== Input records

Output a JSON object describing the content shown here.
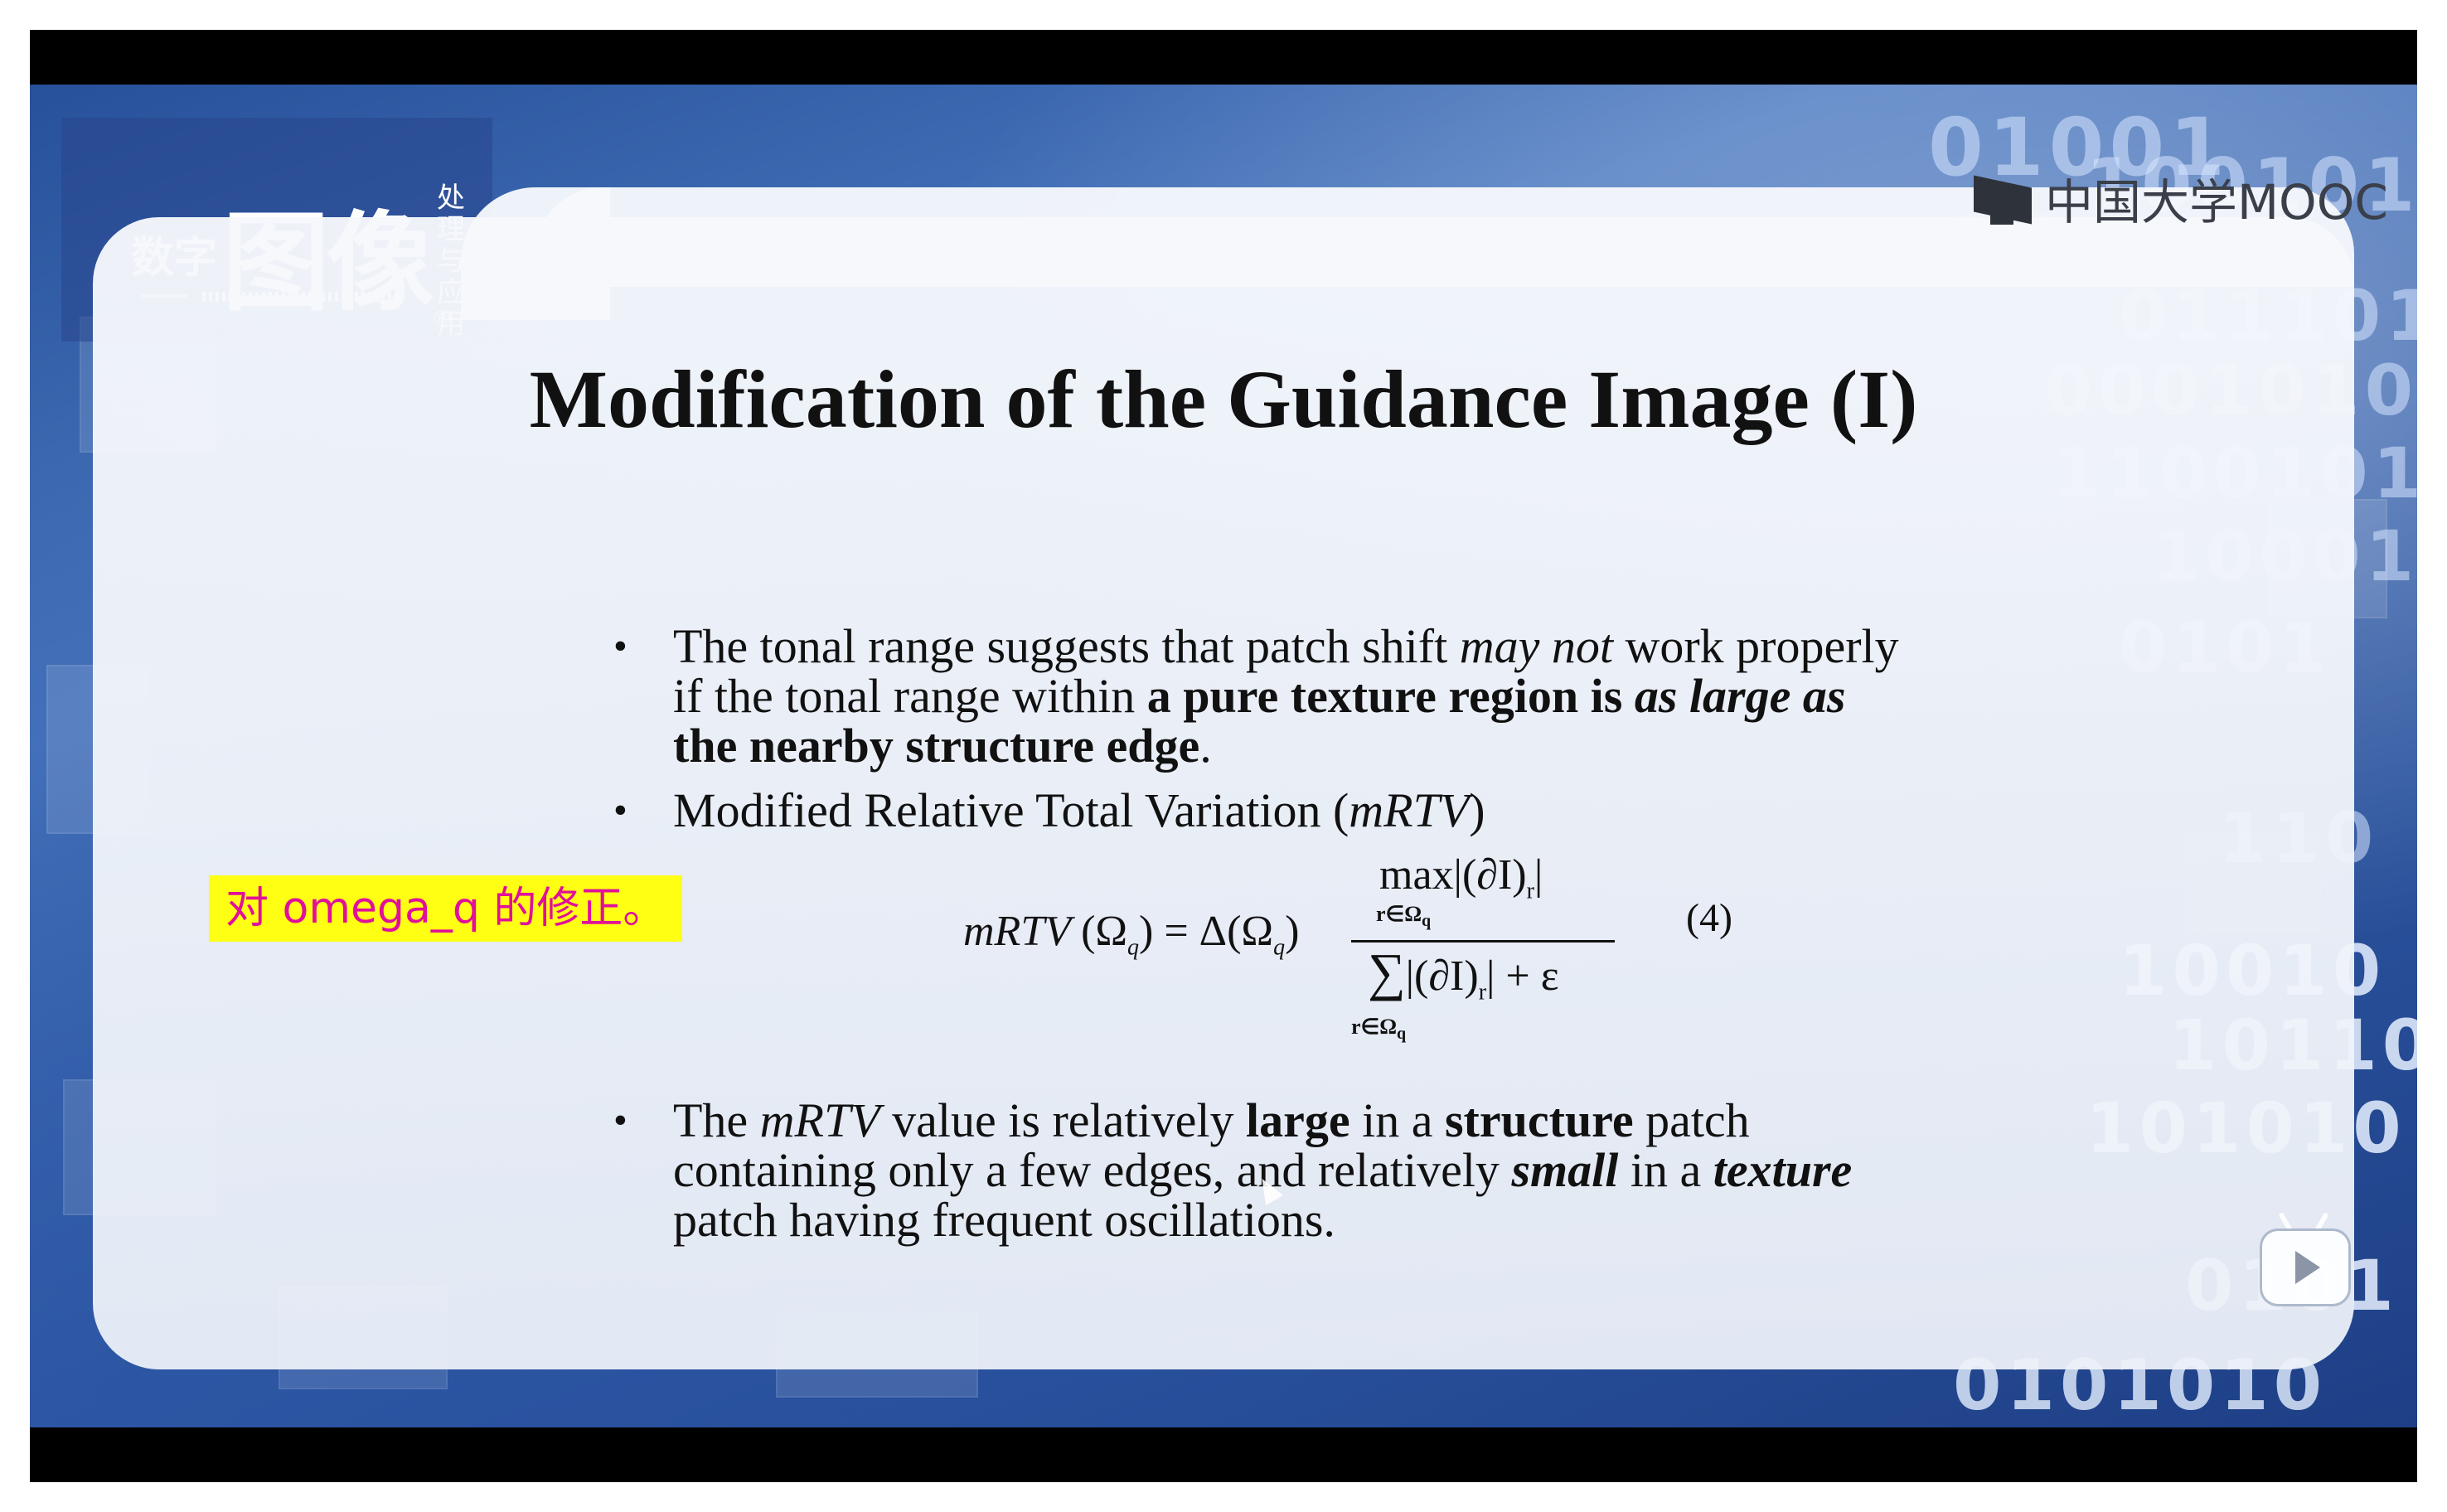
{
  "branding": {
    "logo_small": "数字",
    "logo_big": "图像",
    "logo_registered": "®",
    "logo_vertical": "处理与应用",
    "platform": "中国大学MOOC"
  },
  "slide": {
    "title": "Modification of the Guidance Image (I)",
    "bullet_marker": "•",
    "bullet1": {
      "t1": "The tonal range suggests that patch shift ",
      "t2": "may not",
      "t3": " work properly if the tonal range within ",
      "t4": "a pure texture region is ",
      "t5": "as large as",
      "t6": " the nearby structure edge",
      "t7": "."
    },
    "bullet2": {
      "t1": "Modified Relative Total Variation (",
      "t2": "mRTV",
      "t3": ")"
    },
    "formula": {
      "lhs_name": "mRTV",
      "lhs_arg": "(Ω",
      "lhs_sub": "q",
      "lhs_mid": ") = Δ(Ω",
      "lhs_sub2": "q",
      "lhs_end": ")",
      "numerator": "max|(∂I)",
      "numerator_sub": "r",
      "numerator_end": "|",
      "numerator_under": "r∈Ω",
      "numerator_under_sub": "q",
      "denominator_sigma": "∑",
      "denominator": "|(∂I)",
      "denominator_sub": "r",
      "denominator_end": "| + ε",
      "denominator_under": "r∈Ω",
      "denominator_under_sub": "q",
      "number": "(4)"
    },
    "bullet3": {
      "t1": "The ",
      "t2": "mRTV",
      "t3": " value is relatively ",
      "t4": "large",
      "t5": " in a ",
      "t6": "structure",
      "t7": " patch containing only a few edges, and relatively ",
      "t8": "small",
      "t9": " in a ",
      "t10": "texture",
      "t11": " patch having frequent oscillations."
    }
  },
  "subtitle": "对 omega_q 的修正。",
  "background_binary": [
    "01001",
    "100101",
    "011101",
    "0001010",
    "1100101",
    "10001",
    "0101",
    "110",
    "10010",
    "10110",
    "101010",
    "0101",
    "0101010"
  ],
  "colors": {
    "subtitle_bg": "#ffff14",
    "subtitle_text": "#e0109a",
    "background_blue": "#2f5aa6"
  }
}
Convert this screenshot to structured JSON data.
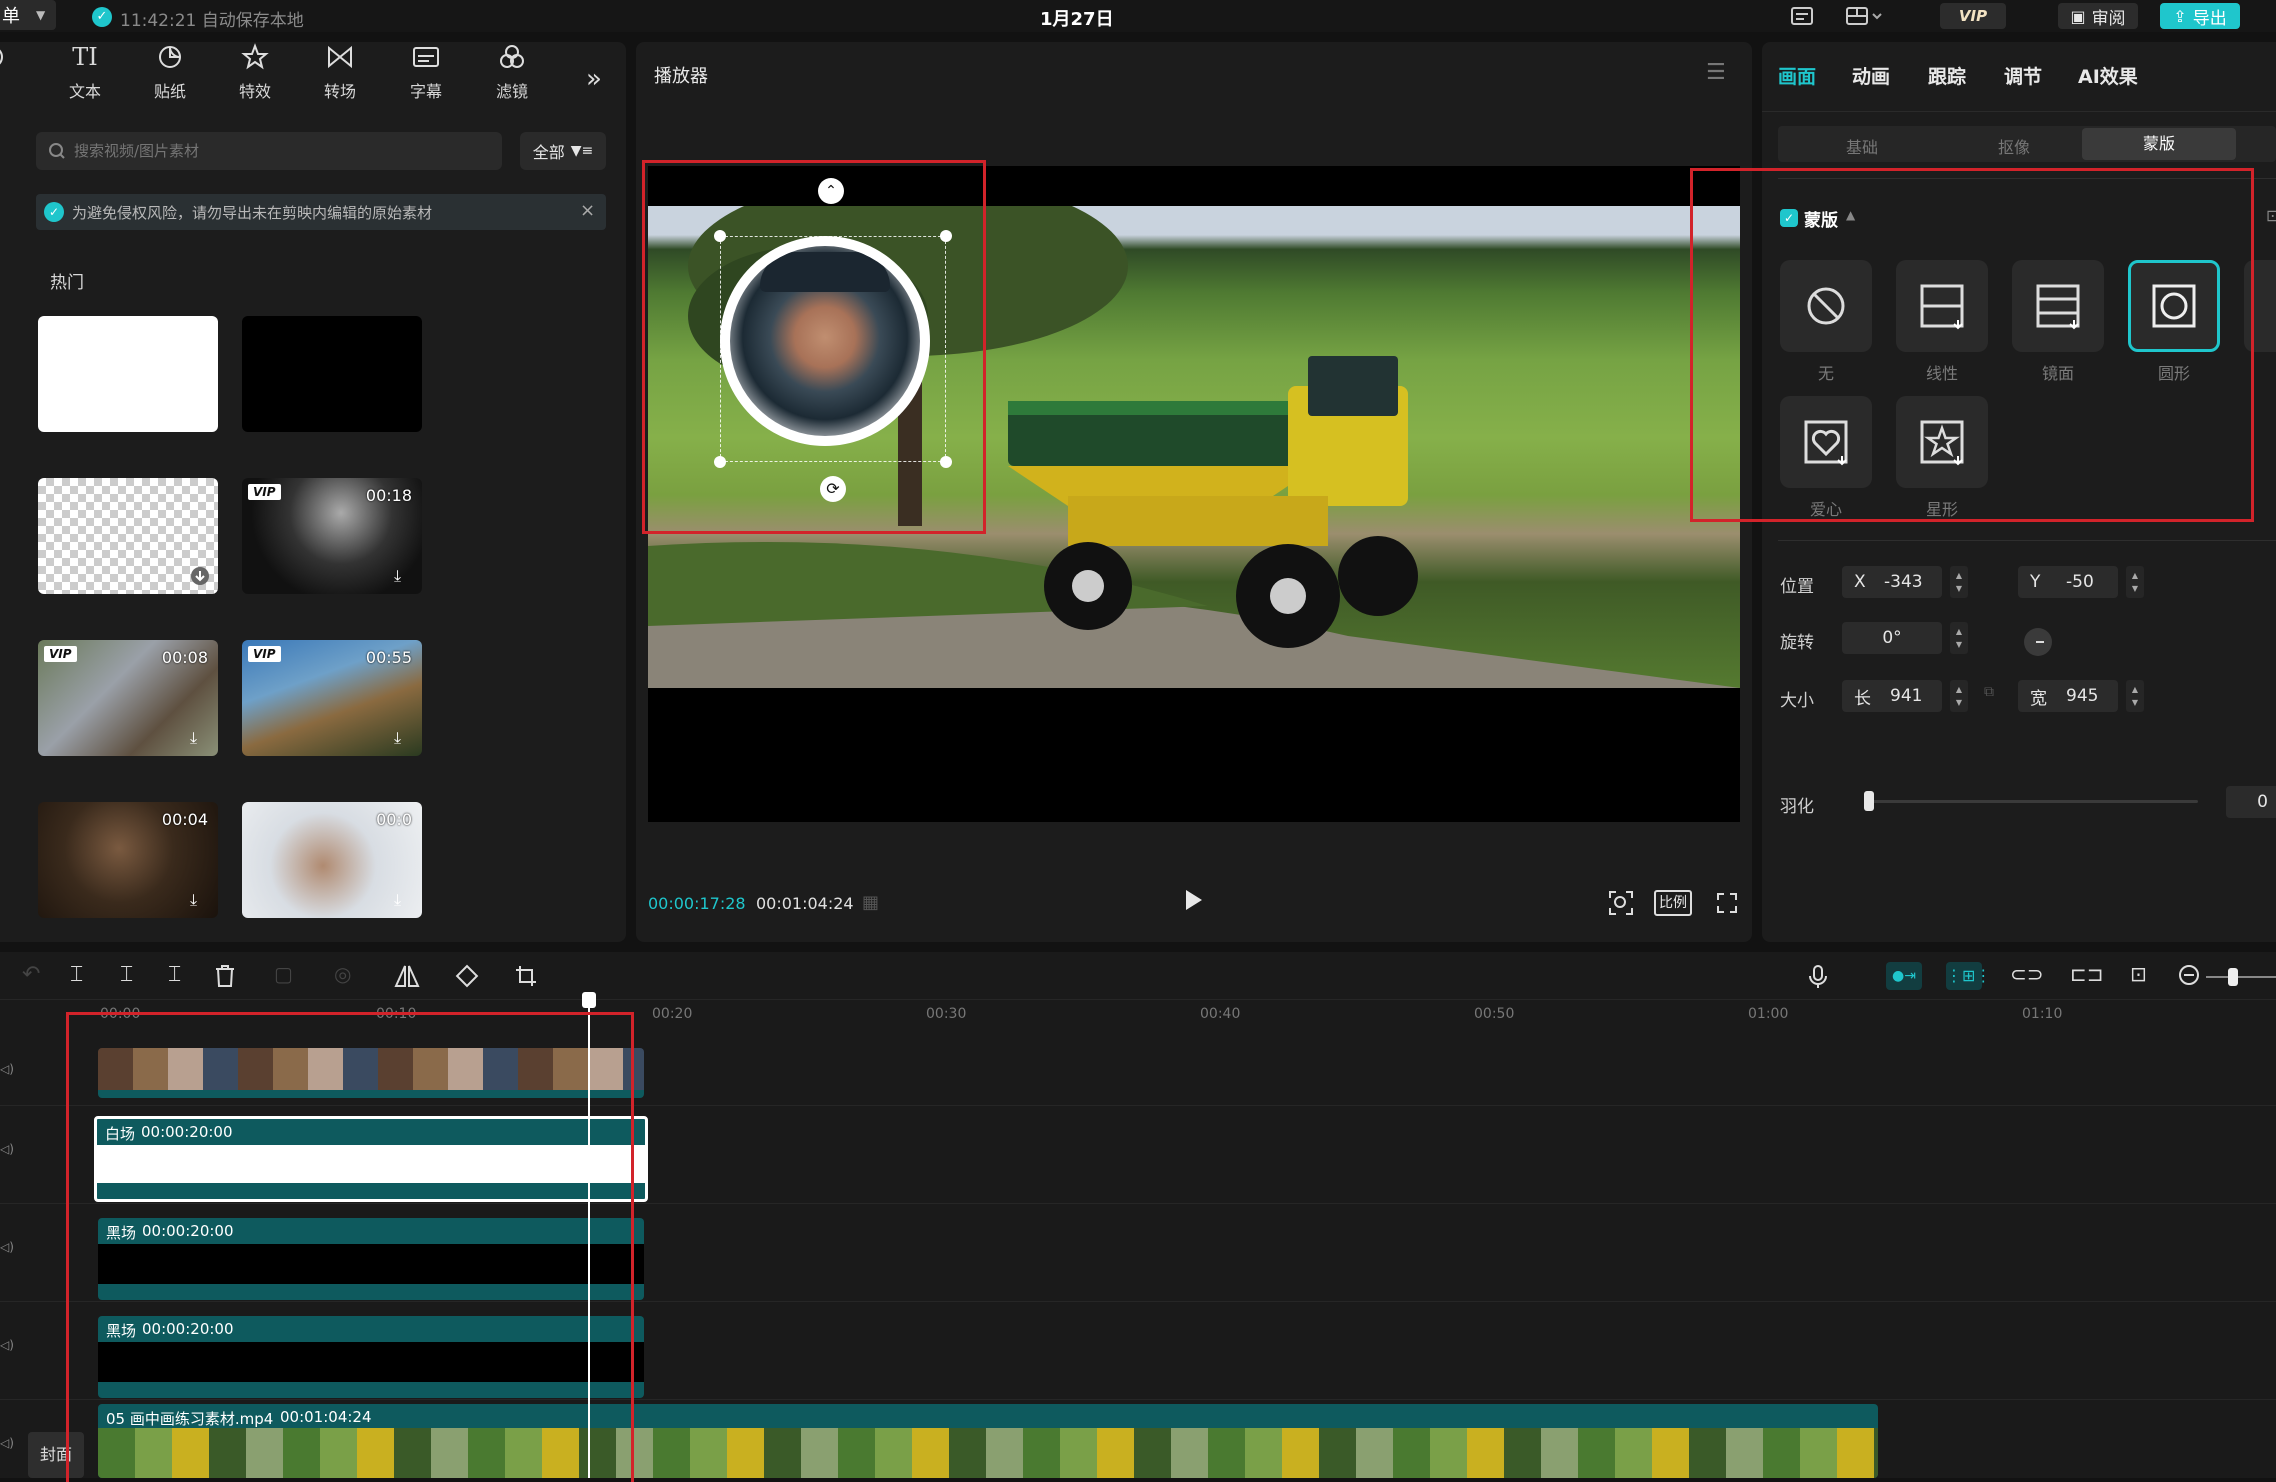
{
  "titlebar": {
    "menu_label": "单",
    "autosave": "11:42:21 自动保存本地",
    "project_title": "1月27日",
    "vip_label": "VIP",
    "review_label": "审阅",
    "export_label": "导出"
  },
  "left": {
    "tools": [
      {
        "label": "频",
        "icon": "audio-icon"
      },
      {
        "label": "文本",
        "icon": "text-icon"
      },
      {
        "label": "贴纸",
        "icon": "sticker-icon"
      },
      {
        "label": "特效",
        "icon": "effects-icon"
      },
      {
        "label": "转场",
        "icon": "transition-icon"
      },
      {
        "label": "字幕",
        "icon": "subtitle-icon"
      },
      {
        "label": "滤镜",
        "icon": "filter-icon"
      }
    ],
    "search_placeholder": "搜索视频/图片素材",
    "filter_label": "全部",
    "notice": "为避免侵权风险，请勿导出未在剪映内编辑的原始素材",
    "section_title": "热门",
    "thumbs": [
      {
        "duration": "",
        "vip": false
      },
      {
        "duration": "",
        "vip": false
      },
      {
        "duration": "",
        "vip": false
      },
      {
        "duration": "00:18",
        "vip": true
      },
      {
        "duration": "00:08",
        "vip": true
      },
      {
        "duration": "00:55",
        "vip": true
      },
      {
        "duration": "00:04",
        "vip": false
      },
      {
        "duration": "00:0",
        "vip": false
      }
    ]
  },
  "player": {
    "title": "播放器",
    "current_time": "00:00:17:28",
    "total_time": "00:01:04:24",
    "ratio_label": "比例"
  },
  "right": {
    "tabs": [
      "画面",
      "动画",
      "跟踪",
      "调节",
      "AI效果"
    ],
    "active_tab": "画面",
    "subtabs": [
      "基础",
      "抠像",
      "蒙版"
    ],
    "active_subtab": "蒙版",
    "mask_section_label": "蒙版",
    "masks": [
      "无",
      "线性",
      "镜面",
      "圆形",
      "爱心",
      "星形"
    ],
    "selected_mask": "圆形",
    "position_label": "位置",
    "x_label": "X",
    "x_value": "-343",
    "y_label": "Y",
    "y_value": "-50",
    "rotation_label": "旋转",
    "rotation_value": "0°",
    "size_label": "大小",
    "length_label": "长",
    "length_value": "941",
    "width_label": "宽",
    "width_value": "945",
    "feather_label": "羽化",
    "feather_value": "0",
    "feather_level": 0
  },
  "timeline": {
    "ruler": [
      "00:00",
      "00:10",
      "00:20",
      "00:30",
      "00:40",
      "00:50",
      "01:00",
      "01:10"
    ],
    "clips": [
      {
        "name": "白场",
        "duration": "00:00:20:00"
      },
      {
        "name": "黑场",
        "duration": "00:00:20:00"
      },
      {
        "name": "黑场",
        "duration": "00:00:20:00"
      }
    ],
    "main_clip_name": "05 画中画练习素材.mp4",
    "main_clip_duration": "00:01:04:24",
    "cover_label": "封面"
  },
  "colors": {
    "accent": "#1fc6cc",
    "clip_teal": "#0e5a5e",
    "highlight_red": "#d2232a"
  }
}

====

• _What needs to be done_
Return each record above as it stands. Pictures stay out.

• _Result for this exercise_
Output a JSON object describing the content shown here.
{
  "branding": {
    "logo_small": "数字",
    "logo_big": "图像",
    "logo_registered": "®",
    "logo_vertical": "处理与应用",
    "platform": "中国大学MOOC"
  },
  "slide": {
    "title": "Modification of the Guidance Image (I)",
    "bullet_marker": "•",
    "bullet1": {
      "t1": "The tonal range suggests that patch shift ",
      "t2": "may not",
      "t3": " work properly if the tonal range within ",
      "t4": "a pure texture region is ",
      "t5": "as large as",
      "t6": " the nearby structure edge",
      "t7": "."
    },
    "bullet2": {
      "t1": "Modified Relative Total Variation (",
      "t2": "mRTV",
      "t3": ")"
    },
    "formula": {
      "lhs_name": "mRTV",
      "lhs_arg": "(Ω",
      "lhs_sub": "q",
      "lhs_mid": ") = Δ(Ω",
      "lhs_sub2": "q",
      "lhs_end": ")",
      "numerator": "max|(∂I)",
      "numerator_sub": "r",
      "numerator_end": "|",
      "numerator_under": "r∈Ω",
      "numerator_under_sub": "q",
      "denominator_sigma": "∑",
      "denominator": "|(∂I)",
      "denominator_sub": "r",
      "denominator_end": "| + ε",
      "denominator_under": "r∈Ω",
      "denominator_under_sub": "q",
      "number": "(4)"
    },
    "bullet3": {
      "t1": "The ",
      "t2": "mRTV",
      "t3": " value is relatively ",
      "t4": "large",
      "t5": " in a ",
      "t6": "structure",
      "t7": " patch containing only a few edges, and relatively ",
      "t8": "small",
      "t9": " in a ",
      "t10": "texture",
      "t11": " patch having frequent oscillations."
    }
  },
  "subtitle": "对 omega_q 的修正。",
  "background_binary": [
    "01001",
    "100101",
    "011101",
    "0001010",
    "1100101",
    "10001",
    "0101",
    "110",
    "10010",
    "10110",
    "101010",
    "0101",
    "0101010"
  ],
  "colors": {
    "subtitle_bg": "#ffff14",
    "subtitle_text": "#e0109a",
    "background_blue": "#2f5aa6"
  }
}
Convert this screenshot to structured JSON data.
{
  "titlebar": {
    "menu_label": "单",
    "autosave": "11:42:21 自动保存本地",
    "project_title": "1月27日",
    "vip_label": "VIP",
    "review_label": "审阅",
    "export_label": "导出"
  },
  "left": {
    "tools": [
      {
        "label": "频",
        "icon": "audio-icon"
      },
      {
        "label": "文本",
        "icon": "text-icon"
      },
      {
        "label": "贴纸",
        "icon": "sticker-icon"
      },
      {
        "label": "特效",
        "icon": "effects-icon"
      },
      {
        "label": "转场",
        "icon": "transition-icon"
      },
      {
        "label": "字幕",
        "icon": "subtitle-icon"
      },
      {
        "label": "滤镜",
        "icon": "filter-icon"
      }
    ],
    "search_placeholder": "搜索视频/图片素材",
    "filter_label": "全部",
    "notice": "为避免侵权风险，请勿导出未在剪映内编辑的原始素材",
    "section_title": "热门",
    "thumbs": [
      {
        "duration": "",
        "vip": false
      },
      {
        "duration": "",
        "vip": false
      },
      {
        "duration": "",
        "vip": false
      },
      {
        "duration": "00:18",
        "vip": true
      },
      {
        "duration": "00:08",
        "vip": true
      },
      {
        "duration": "00:55",
        "vip": true
      },
      {
        "duration": "00:04",
        "vip": false
      },
      {
        "duration": "00:0",
        "vip": false
      }
    ]
  },
  "player": {
    "title": "播放器",
    "current_time": "00:00:17:28",
    "total_time": "00:01:04:24",
    "ratio_label": "比例"
  },
  "right": {
    "tabs": [
      "画面",
      "动画",
      "跟踪",
      "调节",
      "AI效果"
    ],
    "active_tab": "画面",
    "subtabs": [
      "基础",
      "抠像",
      "蒙版"
    ],
    "active_subtab": "蒙版",
    "mask_section_label": "蒙版",
    "masks": [
      "无",
      "线性",
      "镜面",
      "圆形",
      "爱心",
      "星形"
    ],
    "selected_mask": "圆形",
    "position_label": "位置",
    "x_label": "X",
    "x_value": "-343",
    "y_label": "Y",
    "y_value": "-50",
    "rotation_label": "旋转",
    "rotation_value": "0°",
    "size_label": "大小",
    "length_label": "长",
    "length_value": "941",
    "width_label": "宽",
    "width_value": "945",
    "feather_label": "羽化",
    "feather_value": "0",
    "feather_level": 0
  },
  "timeline": {
    "ruler": [
      "00:00",
      "00:10",
      "00:20",
      "00:30",
      "00:40",
      "00:50",
      "01:00",
      "01:10"
    ],
    "clips": [
      {
        "name": "白场",
        "duration": "00:00:20:00"
      },
      {
        "name": "黑场",
        "duration": "00:00:20:00"
      },
      {
        "name": "黑场",
        "duration": "00:00:20:00"
      }
    ],
    "main_clip_name": "05 画中画练习素材.mp4",
    "main_clip_duration": "00:01:04:24",
    "cover_label": "封面"
  },
  "colors": {
    "accent": "#1fc6cc",
    "clip_teal": "#0e5a5e",
    "highlight_red": "#d2232a"
  }
}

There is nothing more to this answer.